Well, the Cognac-laced Christmas pudding repeated its success of last year for one and Sainsbury’s premium ranges appear to have hit the right note over a Christmas during which grocery shoppers across the board seem to have shown a willingness to splash out. Its approach to channels is something that Sainsbury’s really does do well, reflected in strong performances from online and convenience, while the Argos integration looks to have got off to a promising start (though 3 per cent growth in Sainsbury’s general merchandise, despite a 10 per cent increase in clothing, suggests Argos may be cannibalising some of its sales elsewhere in non-food).
While Sainsbury’s more buoyant numbers should be qualified by the context of widespread festive cheer in the grocery market, turnarounds do not generally happen overnight and the signs are there that it is beginning to hit the right notes again.
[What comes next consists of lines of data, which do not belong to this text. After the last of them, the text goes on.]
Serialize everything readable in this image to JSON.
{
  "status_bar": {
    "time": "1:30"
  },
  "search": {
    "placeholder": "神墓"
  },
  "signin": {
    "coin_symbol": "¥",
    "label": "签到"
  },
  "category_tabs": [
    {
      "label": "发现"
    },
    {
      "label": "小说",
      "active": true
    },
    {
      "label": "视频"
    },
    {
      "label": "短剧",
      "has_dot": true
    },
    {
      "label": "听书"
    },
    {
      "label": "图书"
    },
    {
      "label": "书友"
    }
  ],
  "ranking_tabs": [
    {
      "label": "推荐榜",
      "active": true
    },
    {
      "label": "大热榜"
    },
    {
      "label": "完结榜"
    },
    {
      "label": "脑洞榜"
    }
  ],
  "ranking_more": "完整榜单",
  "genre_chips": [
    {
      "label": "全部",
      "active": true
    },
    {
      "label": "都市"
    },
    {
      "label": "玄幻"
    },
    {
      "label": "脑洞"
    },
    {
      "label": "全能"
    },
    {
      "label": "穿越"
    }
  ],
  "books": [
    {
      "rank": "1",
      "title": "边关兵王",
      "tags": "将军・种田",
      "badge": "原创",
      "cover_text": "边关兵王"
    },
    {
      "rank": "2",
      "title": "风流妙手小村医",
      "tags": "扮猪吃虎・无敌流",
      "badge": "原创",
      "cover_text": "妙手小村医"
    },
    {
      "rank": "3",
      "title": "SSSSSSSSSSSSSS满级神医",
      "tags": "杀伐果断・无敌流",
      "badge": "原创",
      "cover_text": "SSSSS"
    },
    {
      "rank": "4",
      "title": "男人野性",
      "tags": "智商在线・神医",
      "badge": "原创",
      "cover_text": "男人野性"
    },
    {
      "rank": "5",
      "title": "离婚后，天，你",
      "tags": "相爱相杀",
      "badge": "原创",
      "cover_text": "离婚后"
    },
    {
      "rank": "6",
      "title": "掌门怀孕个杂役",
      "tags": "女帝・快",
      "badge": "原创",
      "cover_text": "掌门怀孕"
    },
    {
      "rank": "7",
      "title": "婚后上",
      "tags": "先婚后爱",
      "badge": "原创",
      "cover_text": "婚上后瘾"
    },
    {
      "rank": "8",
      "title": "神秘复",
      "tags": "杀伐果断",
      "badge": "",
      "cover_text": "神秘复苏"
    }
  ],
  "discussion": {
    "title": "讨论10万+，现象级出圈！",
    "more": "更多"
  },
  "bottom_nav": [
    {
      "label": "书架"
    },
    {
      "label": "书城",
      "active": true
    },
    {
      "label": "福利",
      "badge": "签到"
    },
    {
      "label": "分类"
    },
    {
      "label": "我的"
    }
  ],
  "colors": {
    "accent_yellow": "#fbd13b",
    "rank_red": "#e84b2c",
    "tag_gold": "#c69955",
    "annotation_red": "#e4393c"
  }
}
The challenge will be to continue to emphasise its points of difference, but with Argos on board, it may just have found its trump card.
Anish Dosani, senior analyst with Verdict Retail, describes Argos’ Christmas performance as “impressive” and concludes its acquisition by Sainsbury’s has been no distraction to its existing UK operations.
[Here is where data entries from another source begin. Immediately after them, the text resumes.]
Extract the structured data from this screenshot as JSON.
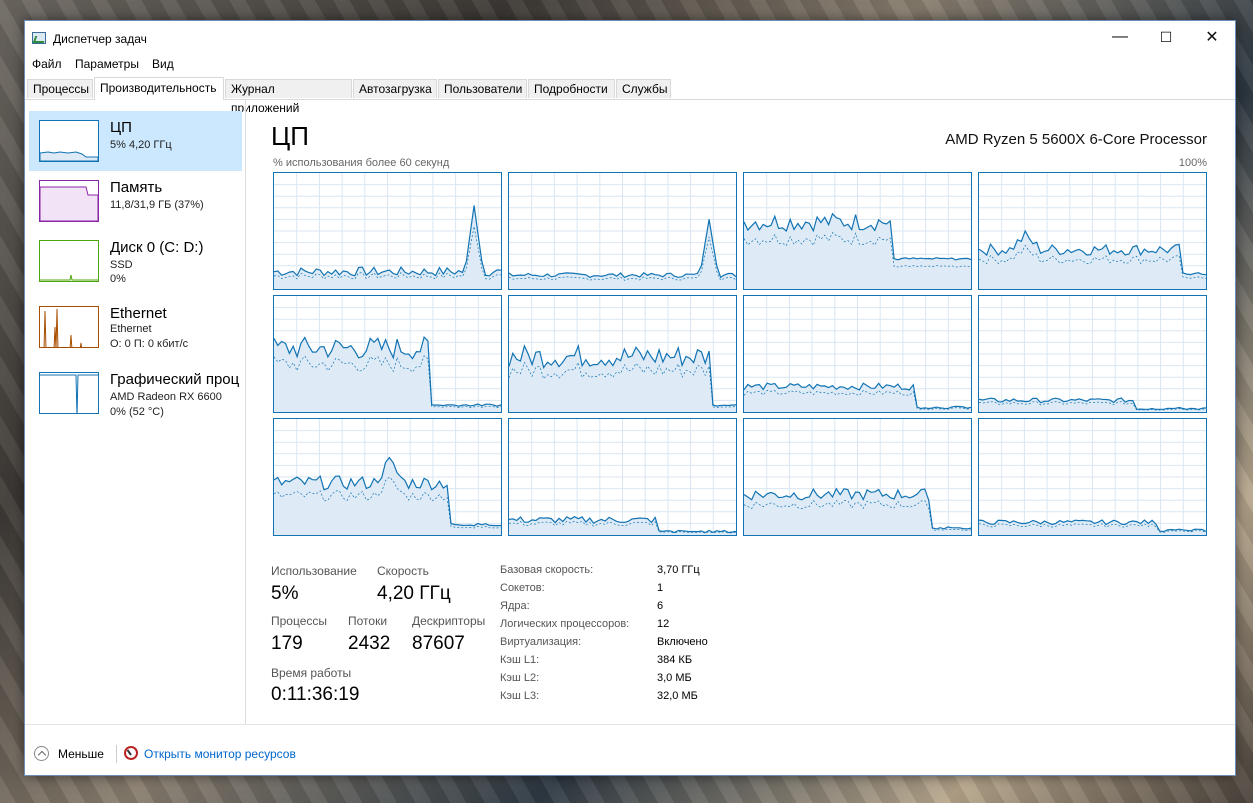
{
  "window": {
    "title": "Диспетчер задач",
    "minimize_glyph": "—",
    "maximize_glyph": "☐",
    "close_glyph": "✕"
  },
  "menu": [
    "Файл",
    "Параметры",
    "Вид"
  ],
  "tabs": [
    "Процессы",
    "Производительность",
    "Журнал приложений",
    "Автозагрузка",
    "Пользователи",
    "Подробности",
    "Службы"
  ],
  "active_tab": "Производительность",
  "sidebar": [
    {
      "name": "ЦП",
      "sub1": "5% 4,20 ГГц",
      "sub2": "",
      "sub3": "",
      "color": "#1173b3",
      "selected": true
    },
    {
      "name": "Память",
      "sub1": "11,8/31,9 ГБ (37%)",
      "sub2": "",
      "sub3": "",
      "color": "#8b25a8",
      "selected": false
    },
    {
      "name": "Диск 0 (C: D:)",
      "sub1": "SSD",
      "sub2": "0%",
      "sub3": "",
      "color": "#4da60c",
      "selected": false
    },
    {
      "name": "Ethernet",
      "sub1": "Ethernet",
      "sub2": "О: 0 П: 0 кбит/с",
      "sub3": "",
      "color": "#a74f01",
      "selected": false
    },
    {
      "name": "Графический проц",
      "sub1": "AMD Radeon RX 6600",
      "sub2": "0% (52 °C)",
      "sub3": "",
      "color": "#1173b3",
      "selected": false
    }
  ],
  "main": {
    "title": "ЦП",
    "cpu_name": "AMD Ryzen 5 5600X 6-Core Processor",
    "caption_left": "% использования более 60 секунд",
    "caption_right": "100%",
    "graph_count": 12,
    "colors": {
      "line": "#1173b3",
      "fill": "#deebf6",
      "grid": "#d9e6f2"
    }
  },
  "stats": {
    "usage_label": "Использование",
    "usage_value": "5%",
    "speed_label": "Скорость",
    "speed_value": "4,20 ГГц",
    "processes_label": "Процессы",
    "processes_value": "179",
    "threads_label": "Потоки",
    "threads_value": "2432",
    "handles_label": "Дескрипторы",
    "handles_value": "87607",
    "uptime_label": "Время работы",
    "uptime_value": "0:11:36:19"
  },
  "info": [
    {
      "label": "Базовая скорость:",
      "value": "3,70 ГГц"
    },
    {
      "label": "Сокетов:",
      "value": "1"
    },
    {
      "label": "Ядра:",
      "value": "6"
    },
    {
      "label": "Логических процессоров:",
      "value": "12"
    },
    {
      "label": "Виртуализация:",
      "value": "Включено"
    },
    {
      "label": "Кэш L1:",
      "value": "384 КБ"
    },
    {
      "label": "Кэш L2:",
      "value": "3,0 МБ"
    },
    {
      "label": "Кэш L3:",
      "value": "32,0 МБ"
    }
  ],
  "footer": {
    "less_label": "Меньше",
    "monitor_link": "Открыть монитор ресурсов"
  }
}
The retailer opened 15 concessions in Sainsbury’s stores to have a total of 30, which Sainsbury’s said were “performing well” within the 15-week trading period. Following the sale of Argos from Home Retail Group, the retailer will continue to expand into Sainsbury’s while it closes stores – Argos has already closed a total of 14 stores, with 12 of these in the Homebase estate.
“Argos traded very well over the Black Friday promotional event, which it heavily advertised, and it extended its sales period by two days to capture extra gifting sales in the lead up to Christmas,” said Dosani.
“The retailer was the most shopped in the toys and electricals categories in the Verdict Retail Black Friday and Christmas tracker reports, ahead of rivals Amazon and Tesco.”
She said Argos’ advancement of its online strategy with its FastTrack delivery and collection saw its online (including reserve & collect) sales grow by 13 per cent over the third quarter, accounting for an impressive 57 per cent of Argos’s sales.
“Argos must continue to invest and grow its FastTrack delivery service, which resonated well with consumers, ensuring it can fulfil orders to compete with Amazon’s popular Prime delivery model.”
She said that as the integration of Argos into Sainsbury’s stores picks up pace, the success of Argos will be difficult to view in isolation, as the acquisition centres on its ability to drive shoppers of each retailer into the other.
“As of yet Sainsbury’s has not revealed much detail on how concession stores have performed, and how well it is exploiting the cross sales opportunity, but its overall results are encouraging.”
David Alexander is a senior analyst with Verdict Retail.